The visual depiction of the pathway of outcomes, in which they are placed in sequence showing which outcomes are preconditions of other outcomes. This is the first component you will complete in developing your theory.
The entity (some common examples are groups of people, organizations or places) your initiative seeks to have an impact on, e.g. students in a certain school, parents, residents of a certain neighborhood. This is one component of an indicator.
All outcomes, except the long-term outcome, are also preconditions. They are called preconditions because they are conditions that must exist in order for the next outcome in the pathway to be achieved. You can think of them as precursors because they must be achieved before the next outcome in the pathway, and as requirements for the accomplishment of the next outcome.
The extent to which your theory attempts to account for all the factors necessary to reach your long-term outcome. Different scopes are appropriate for different purposes. In general, each group must decide the “breadth” of its scope — how many of all the possible pathways for change will you identify, and the “depth” of its scope — how many levels of preconditions will your pathway have which shows all the steps to reach the goal.
How many of your population you expect will change based on your initiative. For example, do you expect 80% of students in a school to improve in some way? Or do you expect to find jobs for 100 residents? As with all components of indicators, your target for your long-term outcome should be set by combining your vision for change with a realistic assessment of your resources. Targets for all other outcomes should be based on how many people need to change in order for it to be enough for the next outcome in the pathway to occur. For example, if only 20 people take a literacy class, would you be able to raise overall literacy rates in your community by the amount you want?
Theory of Change
A theory of change defines all building blocks required to bring about a given long-term goal. This set of connected building blocks — interchangeably referred to as outcomes, results, accomplishments, or preconditions — is depicted on a map known as a pathway of change/change framework, which is a graphic representation of the change process.
How much does your target group need to change?

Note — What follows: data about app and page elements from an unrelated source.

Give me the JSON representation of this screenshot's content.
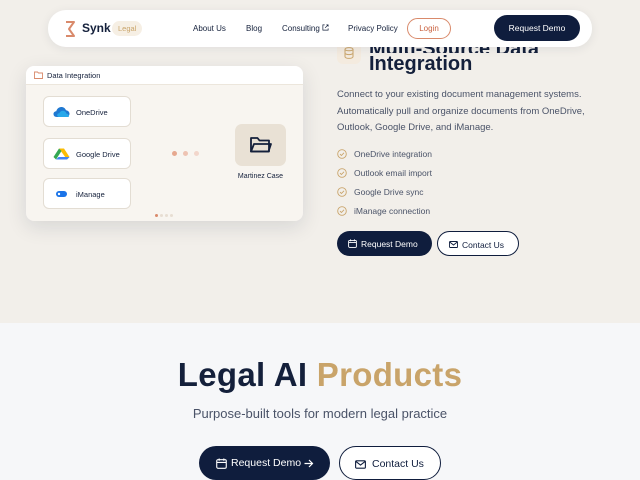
{
  "navbar": {
    "brand": "Synk",
    "badge": "Legal",
    "links": {
      "about": "About Us",
      "blog": "Blog",
      "consulting": "Consulting",
      "privacy": "Privacy Policy"
    },
    "login": "Login",
    "request_demo": "Request Demo"
  },
  "panel": {
    "title": "Data Integration",
    "sources": [
      "OneDrive",
      "Google Drive",
      "iManage"
    ],
    "destination": "Martinez Case"
  },
  "feature": {
    "title_line1": "Multi-Source Data",
    "title_line2": "Integration",
    "description": "Connect to your existing document management systems. Automatically pull and organize documents from OneDrive, Outlook, Google Drive, and iManage.",
    "bullets": [
      "OneDrive integration",
      "Outlook email import",
      "Google Drive sync",
      "iManage connection"
    ],
    "request_demo": "Request Demo",
    "contact_us": "Contact Us"
  },
  "hero": {
    "title_part1": "Legal AI",
    "title_part2": "Products",
    "subtitle": "Purpose-built tools for modern legal practice",
    "request_demo": "Request Demo",
    "contact_us": "Contact Us"
  },
  "colors": {
    "navy": "#0f1d3d",
    "gold": "#c9a46a",
    "coral": "#d98a6b",
    "cream": "#f2efea"
  }
}
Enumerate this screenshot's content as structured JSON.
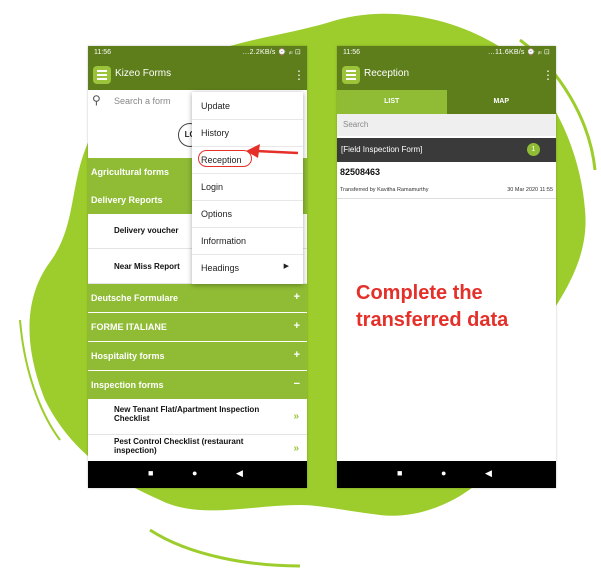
{
  "left_phone": {
    "status": {
      "time": "11:56",
      "network": "…2.2KB/s ⌚ ᵢₗₗ ⊡"
    },
    "app_title": "Kizeo Forms",
    "search_placeholder": "Search a form",
    "logo_text": "LC",
    "categories": [
      {
        "label": "Agricultural forms",
        "symbol": ""
      },
      {
        "label": "Delivery Reports",
        "symbol": ""
      }
    ],
    "delivery_items": [
      {
        "label": "Delivery voucher"
      },
      {
        "label": "Near Miss Report"
      }
    ],
    "more_categories": [
      {
        "label": "Deutsche Formulare",
        "symbol": "+"
      },
      {
        "label": "FORME ITALIANE",
        "symbol": "+"
      },
      {
        "label": "Hospitality forms",
        "symbol": "+"
      },
      {
        "label": "Inspection forms",
        "symbol": "−"
      }
    ],
    "inspection_items": [
      {
        "label": "New Tenant Flat/Apartment Inspection Checklist"
      },
      {
        "label": "Pest Control Checklist (restaurant inspection)"
      }
    ],
    "menu": [
      {
        "label": "Update"
      },
      {
        "label": "History"
      },
      {
        "label": "Reception"
      },
      {
        "label": "Login"
      },
      {
        "label": "Options"
      },
      {
        "label": "Information"
      },
      {
        "label": "Headings",
        "has_submenu": true
      }
    ]
  },
  "right_phone": {
    "status": {
      "time": "11:56",
      "network": "…11.6KB/s ⌚ ᵢₗₗ ⊡"
    },
    "app_title": "Reception",
    "tabs": [
      "LIST",
      "MAP"
    ],
    "active_tab": "LIST",
    "search_placeholder": "Search",
    "form_group": {
      "label": "[Field Inspection Form]",
      "count": "1"
    },
    "record": {
      "id": "82508463",
      "transferred_by": "Transferred by Kavitha Ramamurthy",
      "date": "30 Mar 2020 11:55"
    }
  },
  "caption": {
    "line1": "Complete the",
    "line2": "transferred data"
  },
  "colors": {
    "app_bar": "#5e7e1b",
    "category_green": "#8fbc34",
    "accent_red": "#e5302a",
    "splash_green": "#9ccd2c"
  }
}
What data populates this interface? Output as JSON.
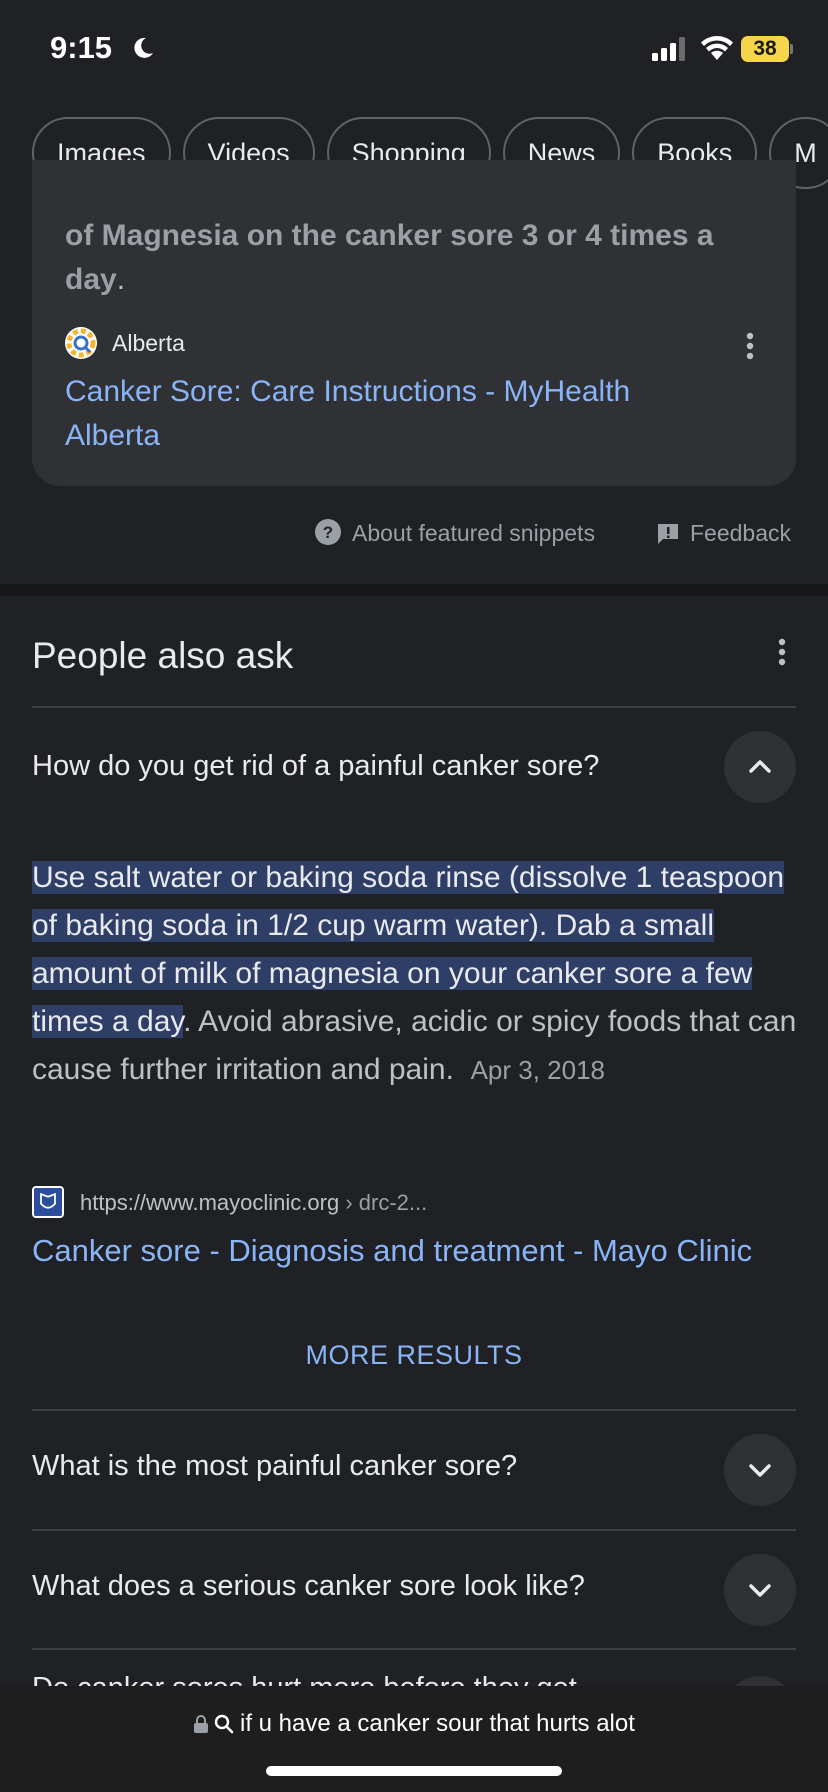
{
  "status_bar": {
    "time": "9:15",
    "battery": "38"
  },
  "chips": [
    "Images",
    "Videos",
    "Shopping",
    "News",
    "Books",
    "M"
  ],
  "featured_snippet": {
    "text_bold": "of Magnesia on the canker sore 3 or 4 times a day",
    "text_tail": ".",
    "source_name": "Alberta",
    "link_title": "Canker Sore: Care Instructions - MyHealth Alberta",
    "about": "About featured snippets",
    "feedback": "Feedback"
  },
  "people_also_ask": {
    "title": "People also ask",
    "expanded": {
      "question": "How do you get rid of a painful canker sore?",
      "answer_highlighted": "Use salt water or baking soda rinse (dissolve 1 teaspoon of baking soda in 1/2 cup warm water). Dab a small amount of milk of magnesia on your canker sore a few times a day",
      "answer_rest": ". Avoid abrasive, acidic or spicy foods that can cause further irritation and pain.",
      "date": "Apr 3, 2018",
      "url_domain": "https://www.mayoclinic.org",
      "url_path": " › drc-2...",
      "link_title": "Canker sore - Diagnosis and treatment - Mayo Clinic",
      "more_results": "MORE RESULTS"
    },
    "questions": [
      "What is the most painful canker sore?",
      "What does a serious canker sore look like?",
      "Do canker sores hurt more before they get"
    ]
  },
  "address_bar": {
    "query": "if u have a canker sour that hurts alot"
  },
  "colors": {
    "background": "#202124",
    "card": "#303134",
    "link": "#8ab4f8",
    "highlight": "#2f3e66",
    "battery": "#f6d54c"
  }
}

Simply put, “how good is good enough”? For example, if students improve reading scores by one grade, is that sufficient? Or how many sessions must participants attend of a class or workshop to attain the skill being taught? Again, as with the target and timeline, how much change is determined by how much you believe is needed to reach the next outcome.
By when does the outcome need to be reached at the level (threshold) and for the number of people you have specified? The timeline for reaching any given outcome depends on the timeline for reaching the outcomes above and below it on the pathway. So, for example, if residents will not have completed a literacy class until the end of the year, it is unrealistic to expect to see an increase in literacy rates in a shorter timeline. Likewise, if the long-term outcome is that parents read to their children within three years, you can work backwards to determine by when they need to have increased literacy and motivation.
Often, a group has a vision of change which is beyond, or grander, than they can achieve through the initiative, but they believe the initiative contributes to this vision. When that is the case, we put a dotted line above the long-term outcome (e.g. stable employment) and have an ultimate goal (e.g. end of poverty in the community). Your group will not hold itself accountable for this goal, but may like to keep it visible as a reminder of your vision for the community and what you hope your project contributes to, beyond the concrete goal you will hold yourself accountable for.